What is interesting to observe in Nehemiah’s story is not just that he listens, researches, and observes, but also how he carefully unveils his vision for the city of Jerusalem.

Question: How do you think research should be done on a vision?

                [1] Nehemiah 2:11-12

                [2] Nehemiah 2:13

                [3] John Fuder, A Heart for the Community, ed. John Fuder and Noel Castellanos (Chicago: Moody Publishers, 2009), 72.

                [4] Nehemiah 2:16

Christopher L. Scott

Posts Twitter Facebook Google+

Christopher Scott is Small Groups Pastor at Rocky Hilly Community Church in Exeter, CA. He has more than ten years of experience leading volunteers, running nonprofit programs, and teaching the Bible in small group settings. He holds a bachelor's degree from Fresno Pacific University and master's degree from Dallas Theological Seminary.

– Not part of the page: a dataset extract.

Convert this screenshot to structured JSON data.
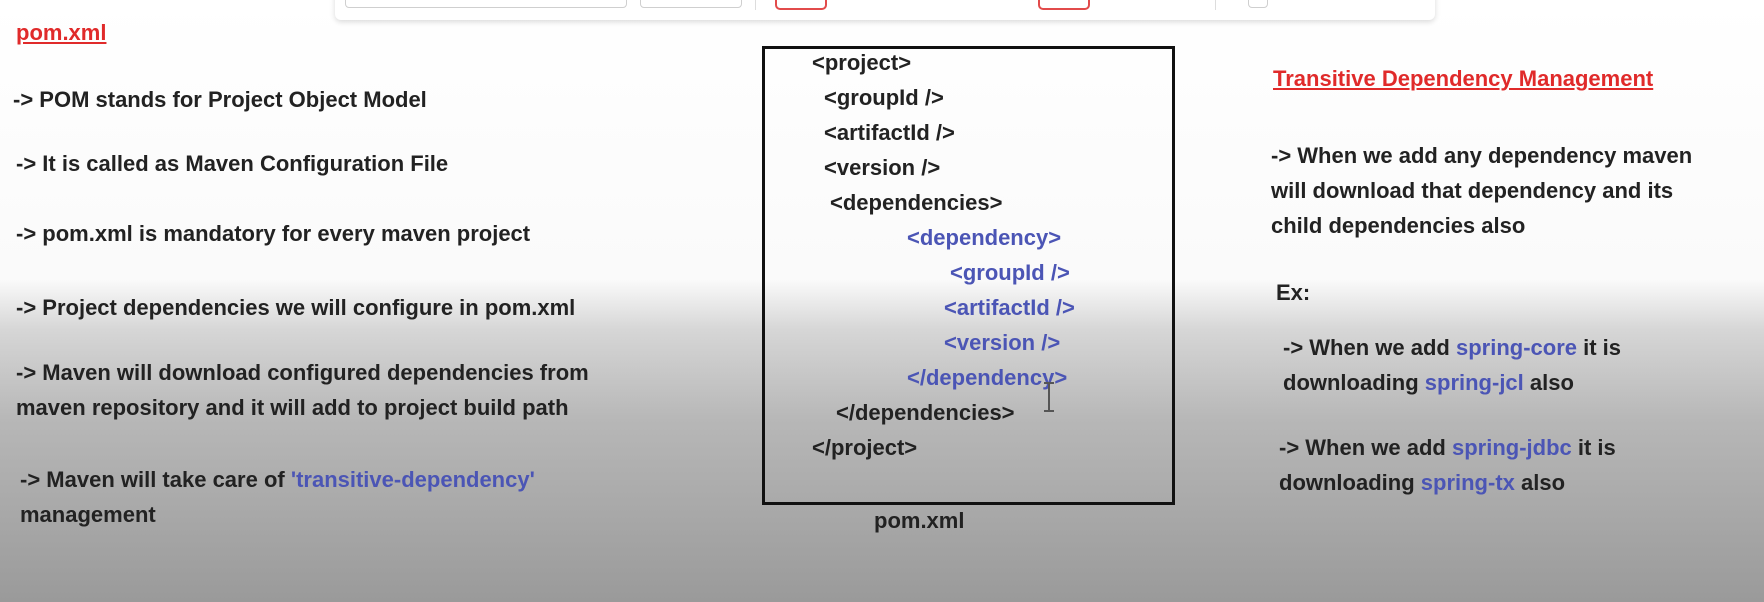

Disclosure of Material Connection: Some of the links in the post above may be "affiliate links." This means if you click on the link and purchase the item, I will receive an affiliate commission. I also may have received one or more of the products or services mentioned above for free in the hope that I would mention it on my blog. Regardless, I only recommend products or services I use personally and believe will add value to my readers. I am disclosing this in accordance with the Federal Trade Commission's 16 CFR, Part 255: "Guides Concerning the Use of Endorsements and Testimonials in Advertising."